By Bhramar Mukherjee, Department of Biostatistics, University of Michigan, and member of the Regional Committee, Eastern North American Region, International Biometric Society
It is an exciting time to be a biostatistician; each day at work is absorbing and unique in its own way.
My day typically starts with meeting my graduate students. Most of them are working toward developing new methods with applications at the interface of genetic and environmental epidemiology. The genetic data are complex due to their high dimensionality; the environmental data come with the challenges of handling multiple correlated exposures, measurement error, missing data, and heterogeneity across study cohorts.
Most of the methodological questions that we are trying to solve arise out of important applications in medicine and public health; thus, understanding the data and the scientific context is a key component to our statistical formulation. This exercise is truly the best part of my day and my job. My students never cease to surprise me (mostly in good ways!).
In the afternoon I usually have my collaborative meetings. For interdisciplinary projects at Michigan it is usually in the form of a lab meeting where people from different disciplines and expertise gather to share their perspectives on a research question.

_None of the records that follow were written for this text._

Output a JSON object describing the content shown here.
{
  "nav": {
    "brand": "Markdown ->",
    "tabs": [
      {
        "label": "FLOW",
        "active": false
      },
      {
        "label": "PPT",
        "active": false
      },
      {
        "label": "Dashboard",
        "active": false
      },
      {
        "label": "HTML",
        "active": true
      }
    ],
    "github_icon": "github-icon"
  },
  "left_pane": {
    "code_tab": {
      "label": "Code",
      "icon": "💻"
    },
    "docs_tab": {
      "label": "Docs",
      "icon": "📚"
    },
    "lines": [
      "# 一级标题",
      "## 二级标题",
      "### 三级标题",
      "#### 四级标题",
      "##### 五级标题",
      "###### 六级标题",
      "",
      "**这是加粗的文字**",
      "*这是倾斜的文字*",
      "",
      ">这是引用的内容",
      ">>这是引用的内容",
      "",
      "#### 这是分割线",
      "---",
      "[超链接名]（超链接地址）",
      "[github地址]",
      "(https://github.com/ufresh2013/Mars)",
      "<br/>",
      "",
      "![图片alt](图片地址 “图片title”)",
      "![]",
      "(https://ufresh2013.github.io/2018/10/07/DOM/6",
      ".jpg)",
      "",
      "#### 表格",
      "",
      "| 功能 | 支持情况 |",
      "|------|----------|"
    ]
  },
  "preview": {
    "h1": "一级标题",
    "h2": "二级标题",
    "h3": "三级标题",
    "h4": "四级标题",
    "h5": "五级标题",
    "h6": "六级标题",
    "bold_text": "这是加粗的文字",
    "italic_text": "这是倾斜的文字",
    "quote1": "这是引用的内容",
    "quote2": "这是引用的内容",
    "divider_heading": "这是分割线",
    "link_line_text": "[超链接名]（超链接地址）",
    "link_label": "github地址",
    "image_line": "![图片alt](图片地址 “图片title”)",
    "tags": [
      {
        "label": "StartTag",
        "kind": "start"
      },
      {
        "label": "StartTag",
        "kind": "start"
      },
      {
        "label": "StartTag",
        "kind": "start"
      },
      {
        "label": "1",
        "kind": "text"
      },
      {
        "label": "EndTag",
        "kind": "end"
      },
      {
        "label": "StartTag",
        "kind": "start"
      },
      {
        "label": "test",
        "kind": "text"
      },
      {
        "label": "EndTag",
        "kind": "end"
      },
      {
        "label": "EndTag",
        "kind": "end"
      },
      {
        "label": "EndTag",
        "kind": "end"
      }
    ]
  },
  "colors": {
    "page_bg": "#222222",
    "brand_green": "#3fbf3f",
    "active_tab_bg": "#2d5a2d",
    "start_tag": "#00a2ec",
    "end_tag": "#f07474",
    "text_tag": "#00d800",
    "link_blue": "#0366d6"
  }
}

I often do not understand many of the details of the group discussions, as they involve complex biology, physiology and subject matter jargon. However, I have realized that these meetings are priceless for my own education, and over time, I do latently absorb the crux of the knowledge that is critical to posit an intelligent and informed statistical solution to the investigator’s question.
Off-campus collaborations are a big part of our job these days as many of us are involved in large, multi-site studies or are part of a consortium. I spend a few hours each week on conference calls and Skype, contributing to the analytical questions that arise and sharing my views with the large group through webinars.
I am amazed how technology has improved to facilitate such truly international collaborations, and how the research community and funding agencies have come forward to work together so that we can harness the power of larger studies and do better science. I get to know many biostatisticians around the world through these global studies.
After research and collaboration, most of my day is gone, but I still have to find time to teach courses, serve on committees, carry out my editorial responsibilities and take care of miscellaneous other professional commitments.
It is indeed an intense and busy job, but each evening when I go back home I can tell my daughter all the new and exciting things I learned and how being a biostatistician is the coolest thing on planet earth. I cannot wait to go back to work the next morning!